Someone from another country might find it strange that a U.S. holiday tradition includes a flying reindeer with a glowing red nose.To people who grew up with the tale, it’s as normal as cutting down a tree and erecting it in your living room for a month.
We’ve just always done it that way, OK? We don’t know why. Chalk it up to the magic of the season. It turns out there’s some pretty weird things going on around the world in December. Here are four very odd traditions to prove it.
1. Caga Tió: Teaching kids that if they give, they better receive.
Kids in northeastern Spain’s Catalonia don’t find treats in a sock hung by the chimney, they beat them out of a pooping log, literally. The caga tió, or “poop log,” is a small log decorated with a smiling face, stick legs, hat and blanket. In the weeks leading up to Christmas, children must care for the log by keeping it warm and giving it food and water. The better care they take of the log, the more they can expect to “receive.” On Christmas, parents secretly stuff treats under the log’s blanket but kids don’t get to lift the blanket. Tradition dictates they take turns beating the log with a stick while singing a song demanding that the log poop well. Then caga tió gets thrown in the fire. Not sure what the moral of the story is here.
2. The Caganer: Because, everyone poops.
There’s no shortage of potty humor in Catalonia at Christmas, which is why it makes perfect sense that there’s an additional figurine in nativity sets here called a caganer — who is literally squatting in the background taking a dump while everyone else is looking at baby Jesus. The caganer used to be an ordinary peasant but these days there are all kinds of caganers — cartoon characters, celebrities, sports stars and political figures like Kim Jong Un and Donald Trump. No matter who it is, they’re hovering over a turd. The caganer is never in the front of the nativity scene because that would, obviously, be disrespectful.
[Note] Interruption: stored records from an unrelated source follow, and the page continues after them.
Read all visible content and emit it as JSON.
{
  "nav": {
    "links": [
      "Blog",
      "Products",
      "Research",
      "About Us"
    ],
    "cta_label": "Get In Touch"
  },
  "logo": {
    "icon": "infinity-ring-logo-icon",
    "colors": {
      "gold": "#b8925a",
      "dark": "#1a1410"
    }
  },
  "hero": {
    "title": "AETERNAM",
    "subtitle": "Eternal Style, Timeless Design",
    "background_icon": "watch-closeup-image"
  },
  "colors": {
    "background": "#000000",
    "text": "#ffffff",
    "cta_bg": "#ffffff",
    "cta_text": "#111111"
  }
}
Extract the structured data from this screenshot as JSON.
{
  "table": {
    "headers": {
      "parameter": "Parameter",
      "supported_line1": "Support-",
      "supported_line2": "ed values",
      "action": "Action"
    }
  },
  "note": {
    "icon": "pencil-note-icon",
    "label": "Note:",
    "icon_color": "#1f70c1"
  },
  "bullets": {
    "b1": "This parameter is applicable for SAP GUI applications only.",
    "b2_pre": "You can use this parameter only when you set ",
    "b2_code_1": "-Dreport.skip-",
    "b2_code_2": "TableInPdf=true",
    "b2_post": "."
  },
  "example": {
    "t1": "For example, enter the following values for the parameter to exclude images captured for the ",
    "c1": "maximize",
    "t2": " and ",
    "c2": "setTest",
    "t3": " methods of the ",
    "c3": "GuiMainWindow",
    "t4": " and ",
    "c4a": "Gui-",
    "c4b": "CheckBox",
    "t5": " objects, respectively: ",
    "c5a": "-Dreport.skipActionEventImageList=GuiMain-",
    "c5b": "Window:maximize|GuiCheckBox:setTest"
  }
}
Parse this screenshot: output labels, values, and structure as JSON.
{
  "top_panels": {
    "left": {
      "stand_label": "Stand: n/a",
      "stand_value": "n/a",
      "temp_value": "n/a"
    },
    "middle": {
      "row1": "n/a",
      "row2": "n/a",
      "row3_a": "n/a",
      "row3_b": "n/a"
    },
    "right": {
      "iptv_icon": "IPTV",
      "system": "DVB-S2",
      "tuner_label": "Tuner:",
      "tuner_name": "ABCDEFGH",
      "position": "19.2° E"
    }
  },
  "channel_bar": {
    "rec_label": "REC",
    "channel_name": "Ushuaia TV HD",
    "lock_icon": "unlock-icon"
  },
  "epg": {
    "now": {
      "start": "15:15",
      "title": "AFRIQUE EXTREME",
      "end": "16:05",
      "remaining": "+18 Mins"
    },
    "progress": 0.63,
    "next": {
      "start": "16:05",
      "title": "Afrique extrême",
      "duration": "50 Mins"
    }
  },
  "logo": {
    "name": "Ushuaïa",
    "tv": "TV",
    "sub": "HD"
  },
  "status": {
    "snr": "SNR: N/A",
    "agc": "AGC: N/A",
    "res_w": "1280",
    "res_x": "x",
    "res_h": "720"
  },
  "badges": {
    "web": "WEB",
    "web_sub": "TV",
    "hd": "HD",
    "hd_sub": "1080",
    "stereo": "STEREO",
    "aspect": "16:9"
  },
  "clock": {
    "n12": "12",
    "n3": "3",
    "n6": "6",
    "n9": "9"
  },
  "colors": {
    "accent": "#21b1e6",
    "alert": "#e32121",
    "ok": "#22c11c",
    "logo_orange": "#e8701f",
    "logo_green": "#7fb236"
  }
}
Instead, it’s hidden, and it’s a game to find it. It’s considered bad luck to not have a caganer. Possibly, this tradition does not extend to live nativities.
3. Krampus: He hopes you’ve been naughty.
While the legend of St. Nicholas has grown over time, the legend of Krampus has proven not as popular. Both figures appear in early December in several alpine European countries. While St. Nick carries a bag full of gifts for good little children, Krampus, best described as a hideous black-pelted man-goat, carries a bundle of birch whips and an empty basket to haul away the baddies. Where he takes them isn’t clear, but his obscenely long tongue, fangs and claws suggest you don’t want to find yourself in his lap. Krampus appears in holiday parades and at an event called Krampuslauf, a kind of fun run where people dress up like the beast and chase and scare spectators into being better people in the coming year, which could be more motivating than the threat of a lump of coal.
4. Mari Lwyd: Celebrating the season with a dead horse.
Think of Mari Lwyd as caroling with a horse skull.
In this old Welsh tradition, revelers decorate a horse skull, stick it on a pole with a white sheet and then go knocking and singing door to door. People inside answer with challenges, songs and insults. This back-and-forth goes on for awhile, but in the end Mari and company, get to come in. Food and drink are shared while Mari chases people around snapping its jaws, and everyone has a good time. Nothing says holidays like a well-dressed horse skull.